[Opening Task data section]

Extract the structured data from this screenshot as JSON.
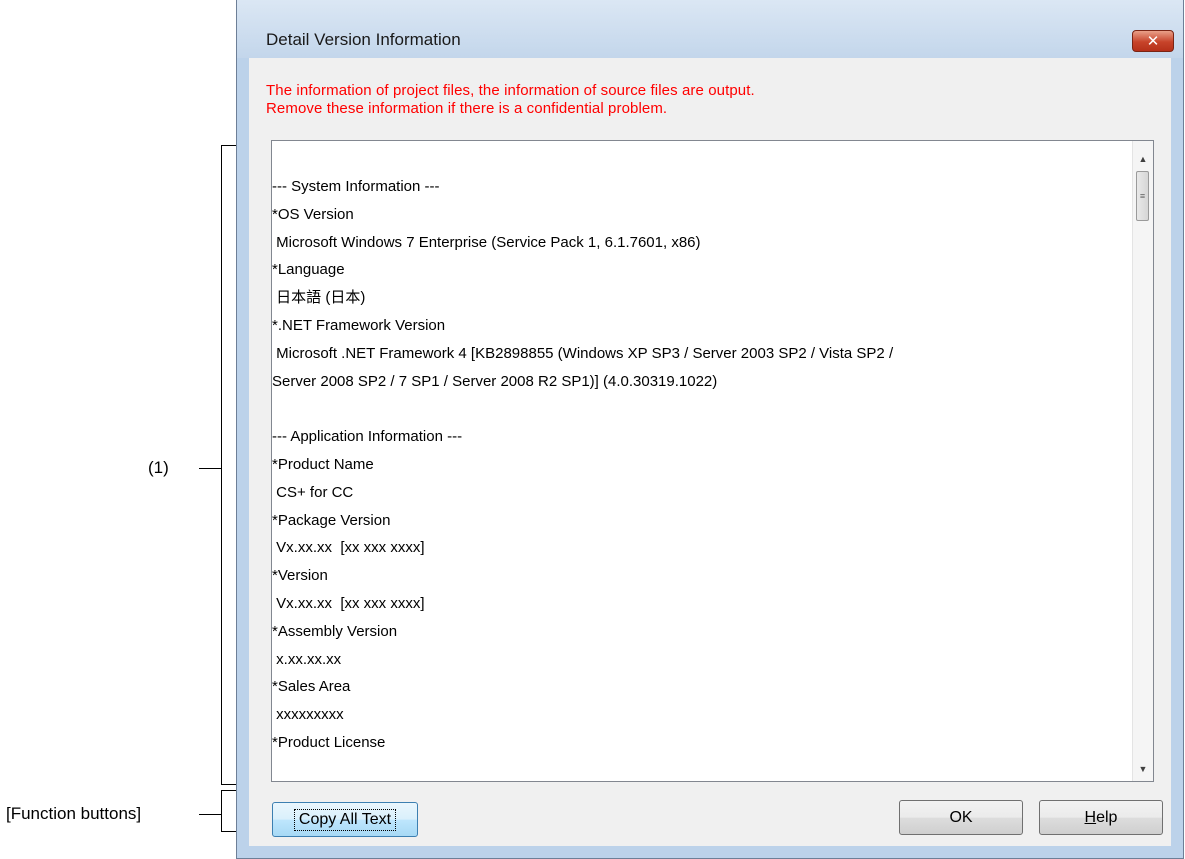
{
  "annotations": {
    "area_label": "(1)",
    "buttons_label": "[Function buttons]"
  },
  "dialog": {
    "title": "Detail Version Information",
    "close_glyph": "✕",
    "notice_lines": [
      "The information of project files, the information of source files are output.",
      "Remove these information if there is a confidential problem."
    ],
    "text_lines": [
      "",
      "--- System Information ---",
      "*OS Version",
      " Microsoft Windows 7 Enterprise (Service Pack 1, 6.1.7601, x86)",
      "*Language",
      " 日本語 (日本)",
      "*.NET Framework Version",
      " Microsoft .NET Framework 4 [KB2898855 (Windows XP SP3 / Server 2003 SP2 / Vista SP2 /",
      "Server 2008 SP2 / 7 SP1 / Server 2008 R2 SP1)] (4.0.30319.1022)",
      "",
      "--- Application Information ---",
      "*Product Name",
      " CS+ for CC",
      "*Package Version",
      " Vx.xx.xx  [xx xxx xxxx]",
      "*Version",
      " Vx.xx.xx  [xx xxx xxxx]",
      "*Assembly Version",
      " x.xx.xx.xx",
      "*Sales Area",
      " xxxxxxxxx",
      "*Product License"
    ],
    "buttons": {
      "copy_all_text": "Copy All Text",
      "ok": "OK",
      "help_prefix": "H",
      "help_rest": "elp"
    }
  },
  "icons": {
    "scroll_up": "scroll-up-arrow",
    "scroll_down": "scroll-down-arrow",
    "thumb_grip": "grip"
  },
  "colors": {
    "notice": "#ff0000",
    "window_frame": "#bcd2ea",
    "close_button": "#c7432a"
  }
}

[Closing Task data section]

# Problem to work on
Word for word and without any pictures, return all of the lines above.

# Solution for this task
Extract the structured data from this screenshot as JSON.
{
  "annotations": {
    "area_label": "(1)",
    "buttons_label": "[Function buttons]"
  },
  "dialog": {
    "title": "Detail Version Information",
    "close_glyph": "✕",
    "notice_lines": [
      "The information of project files, the information of source files are output.",
      "Remove these information if there is a confidential problem."
    ],
    "text_lines": [
      "",
      "--- System Information ---",
      "*OS Version",
      " Microsoft Windows 7 Enterprise (Service Pack 1, 6.1.7601, x86)",
      "*Language",
      " 日本語 (日本)",
      "*.NET Framework Version",
      " Microsoft .NET Framework 4 [KB2898855 (Windows XP SP3 / Server 2003 SP2 / Vista SP2 /",
      "Server 2008 SP2 / 7 SP1 / Server 2008 R2 SP1)] (4.0.30319.1022)",
      "",
      "--- Application Information ---",
      "*Product Name",
      " CS+ for CC",
      "*Package Version",
      " Vx.xx.xx  [xx xxx xxxx]",
      "*Version",
      " Vx.xx.xx  [xx xxx xxxx]",
      "*Assembly Version",
      " x.xx.xx.xx",
      "*Sales Area",
      " xxxxxxxxx",
      "*Product License"
    ],
    "buttons": {
      "copy_all_text": "Copy All Text",
      "ok": "OK",
      "help_prefix": "H",
      "help_rest": "elp"
    }
  },
  "icons": {
    "scroll_up": "scroll-up-arrow",
    "scroll_down": "scroll-down-arrow",
    "thumb_grip": "grip"
  },
  "colors": {
    "notice": "#ff0000",
    "window_frame": "#bcd2ea",
    "close_button": "#c7432a"
  }
}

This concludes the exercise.